### Data provided

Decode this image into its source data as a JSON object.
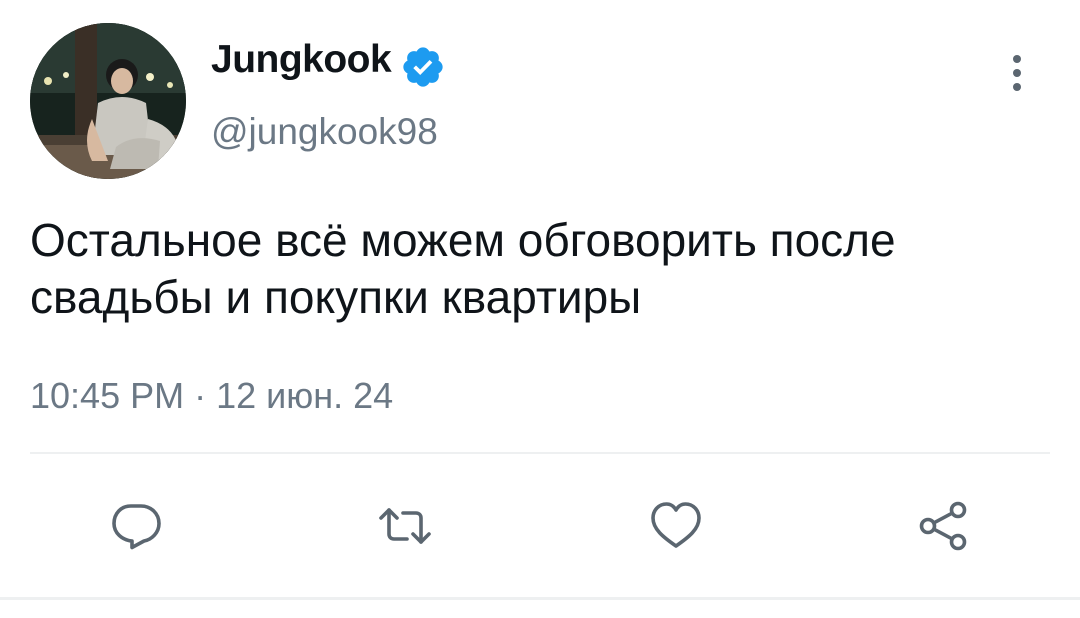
{
  "tweet": {
    "display_name": "Jungkook",
    "handle": "@jungkook98",
    "text": "Остальное всё можем обговорить после свадьбы и покупки квартиры",
    "timestamp": "10:45 PM · 12 июн. 24"
  },
  "icons": {
    "verified": "verified-badge-icon",
    "more": "more-vertical-icon",
    "reply": "reply-icon",
    "retweet": "retweet-icon",
    "like": "heart-icon",
    "share": "share-icon"
  },
  "colors": {
    "verified_blue": "#1d9bf0",
    "action_gray": "#5b6670",
    "text": "#0f1419",
    "secondary_text": "#6b7885"
  }
}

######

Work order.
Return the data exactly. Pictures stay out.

Task solution.
Decode this image into its source data as a JSON object.
{
  "tweet": {
    "display_name": "Jungkook",
    "handle": "@jungkook98",
    "text": "Остальное всё можем обговорить после свадьбы и покупки квартиры",
    "timestamp": "10:45 PM · 12 июн. 24"
  },
  "icons": {
    "verified": "verified-badge-icon",
    "more": "more-vertical-icon",
    "reply": "reply-icon",
    "retweet": "retweet-icon",
    "like": "heart-icon",
    "share": "share-icon"
  },
  "colors": {
    "verified_blue": "#1d9bf0",
    "action_gray": "#5b6670",
    "text": "#0f1419",
    "secondary_text": "#6b7885"
  }
}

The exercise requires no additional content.